More importantly though (and far less tangentially), Necromancy spells are described as those which manipulate the energies of life and death. Yeah, this is dead-on accurate.
I want to show you a picture. This photo was snapped by me of a 1980 printing of the 1978 Official Advanced Dungeons and Dragons (IE 1st Edition AD&D) that I inherited from my parents many moons ago. (Not exactly ‘inherited’, since they’re alive, more like ‘gained’ because they left it unattended in a closet for a long time.)
What’s this? Cure Light Wounds? Surely this is the embodiment of good and wonderful white magics. And yet, here it is, labelled as a “Necromantic” spell. Surely that’s some sort of terrible misprint! Nope, healing used to be firmly in the school of Necromancy. I’m not saying that everything was better back in the Olden Days, but this is one instance where the early versions of D&D got it right.
So, why was healing thrown into Evocation? Simple: healing is too “good” to be associated with such an “evil” school. In English, the word “Necromancy” is laden with subtext and implications. It’s very definition described it as a “black art” (dictionary.com). Language and cultural bias is messy stuff.
The irony here is that Project Arcana completely agrees; Necromancy is usually considered “evil” where healing is usually considered “good.” This is an impasse which cannot be rectified. Healing should not be part of “Necromancy.” Problematically, healing does involve the same mechanisms as the other spells in the school, though.
And that doesn’t begin to address what is probably the most critical facet of Necromancy, which is manipulation of the ‘soul’. You can heal and damage and kill and animate someone all you want, but without a soul, it’s just so much meat. (There are those Klingons again!) Yet the title ‘necromancy’ doesn’t really encompass souls at all.
So, what are we going to do? We’re going to rename the school to Vitae. Vitae, a Latin word for life, nicely encompasses all that the school of Necromancy is supposed to do, yet has the flexibility and positive vibes to allow healing and soul manipulation to fall under it. Yeah, we know, it’s a pretty elegant solution. We’re just awesome that way.

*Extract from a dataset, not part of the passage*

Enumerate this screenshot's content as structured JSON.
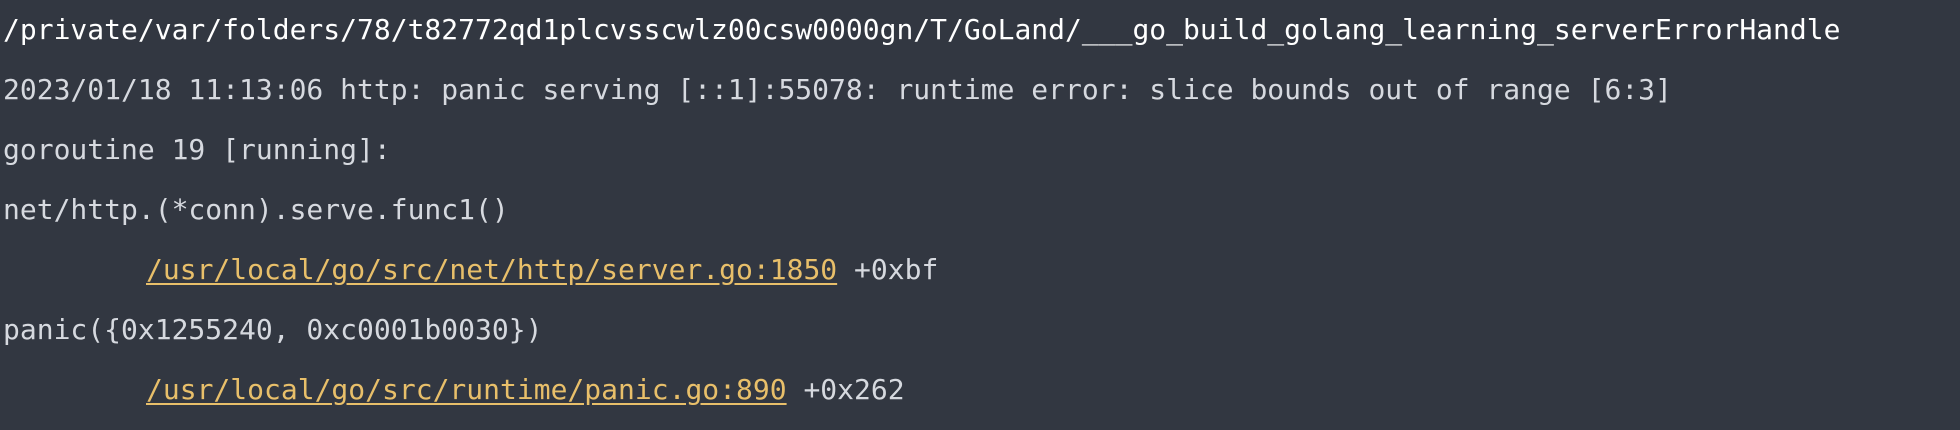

Vitae has, like other Project Arcana schools of magic, three forms.
Vivacity spells are those that directly affect the very essences of life itself. These include healing spells, but also anything that directly deals necrotic damage (being a corruption of lifeforce). Further, spells that create diseases are included here, our reasoning being that a disease is, in essence, microscopic life. Creating life, no matter how small, is firmly within the scope of Vitae.
Spirituality spells are those that affect the soul and its connection to the body. Primarily, this is spells such as Astral Projection and Magic Jar and whatever it is that creates a Lich’s phylactery. We have also decided to place anything dealing with curses here, such as Bestow Curse. The idea is that a curse is a sort of soul-disease. Hex obviously fits this category as well (it is mind boggling that WotC didn’t put Hex here in the first place).
Necromancy spells are those that deal directly with death, as the name implies. This includes creating undead, as with Create Undead, but also ropes in Speak with Dead and Death Ward. We’ve also lumped in all of the resurrection mechanics here, including Reincarnate (again, mind boggling).
So, here’s Project Arcana’s school description:
Vitae – the “magic of life.” These spells manipulate the energies of life, death, and the soul. Such spells can heal wounds, inflict disease, stave off death, or even bring the dead back to life.
Perhaps we should add: Raising undead is only evil if your society thinks it is. CAUTION: most societies seem to. Your mileage may vary.